SAN FRANCISCO (CN) - Oracle has no one to thank but itself for delay to the start of a trial that will determine whether the Google Android infringes on patented Java applications, a federal judge said.
In addition to twice submitting reports with unreasonably high damages calculations, Oracle has failed to dispatch Google's roadblocks, U.S. District Judge William Alsup noted.
Google is appealing inclusion in the record of a damaging email, but Oracle could waive reliance on the email if it really wanted the trial to start as soon as possible, as it claimed in a pretrial brief.
Oracle has twice submitted economics professor Iain Cockburn's damages reports, though Alsup said the reports "advanced improper methodologies obviously calculated to reach stratospheric numbers."
After Cockburn first estimated that Google could owe Oracle up to $6 billion in damages, Alsup tossed most of that report and Cockburn's reply report.
Oracle and Google must now brief the court as to whether it should let Cockburn submit a third damages report.
If Cockburn again fails to make realistic calculations, Alsup says he may exclude Oracle's damages reports altogether.

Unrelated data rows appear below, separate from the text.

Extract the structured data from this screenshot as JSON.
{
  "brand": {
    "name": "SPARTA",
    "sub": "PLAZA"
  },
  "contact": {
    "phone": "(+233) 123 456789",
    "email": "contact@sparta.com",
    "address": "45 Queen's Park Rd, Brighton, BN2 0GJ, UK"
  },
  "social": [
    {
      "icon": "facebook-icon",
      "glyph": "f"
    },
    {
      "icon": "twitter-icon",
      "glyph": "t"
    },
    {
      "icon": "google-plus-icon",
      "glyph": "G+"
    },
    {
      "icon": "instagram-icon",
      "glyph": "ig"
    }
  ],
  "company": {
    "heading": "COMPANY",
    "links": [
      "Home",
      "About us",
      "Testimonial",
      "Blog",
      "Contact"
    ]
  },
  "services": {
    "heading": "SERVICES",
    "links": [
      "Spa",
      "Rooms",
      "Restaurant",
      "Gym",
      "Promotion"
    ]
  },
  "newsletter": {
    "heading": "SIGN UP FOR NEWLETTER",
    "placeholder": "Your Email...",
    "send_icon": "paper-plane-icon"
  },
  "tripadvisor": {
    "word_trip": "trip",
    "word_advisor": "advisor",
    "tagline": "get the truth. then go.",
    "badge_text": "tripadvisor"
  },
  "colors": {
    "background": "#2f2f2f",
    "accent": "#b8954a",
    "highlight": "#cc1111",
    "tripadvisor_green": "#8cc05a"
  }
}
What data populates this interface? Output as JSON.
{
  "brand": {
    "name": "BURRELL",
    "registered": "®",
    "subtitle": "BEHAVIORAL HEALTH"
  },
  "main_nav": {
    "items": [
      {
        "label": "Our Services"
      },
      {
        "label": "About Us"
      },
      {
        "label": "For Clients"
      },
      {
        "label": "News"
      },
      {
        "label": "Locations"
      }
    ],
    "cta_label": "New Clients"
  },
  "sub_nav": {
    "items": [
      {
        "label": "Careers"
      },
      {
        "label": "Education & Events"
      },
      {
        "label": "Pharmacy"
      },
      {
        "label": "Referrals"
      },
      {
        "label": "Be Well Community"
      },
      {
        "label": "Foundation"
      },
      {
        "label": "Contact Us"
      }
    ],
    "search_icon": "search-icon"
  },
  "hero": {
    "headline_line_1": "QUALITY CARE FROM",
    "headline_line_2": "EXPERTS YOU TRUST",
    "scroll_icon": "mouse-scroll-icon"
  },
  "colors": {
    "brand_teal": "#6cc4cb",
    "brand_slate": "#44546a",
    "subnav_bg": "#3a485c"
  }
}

Meanwhile, Google's appeal is pending with regard to Oracle's reliance on an email in which Google engineer Tim Lindholm said the alternatives to Java "all suck" and that Google should seek a license under favorable terms. The judge refused to make that email confidential in November.
More recently, he rebuffed Google's request for more trial time. Attorneys for Google had argued that trying 26 claims of six unrelated patents requires far more than the allotted 12 hours per side and that the copyright part of the trial will also take longer than what Alsup plans to allow.
But Alsup said the time limits are "almost double the maximum ever used in any trial in the judge's 12-plus years on the bench."
"The judge is convinced adequate time has been allotted," he wrote Thursday.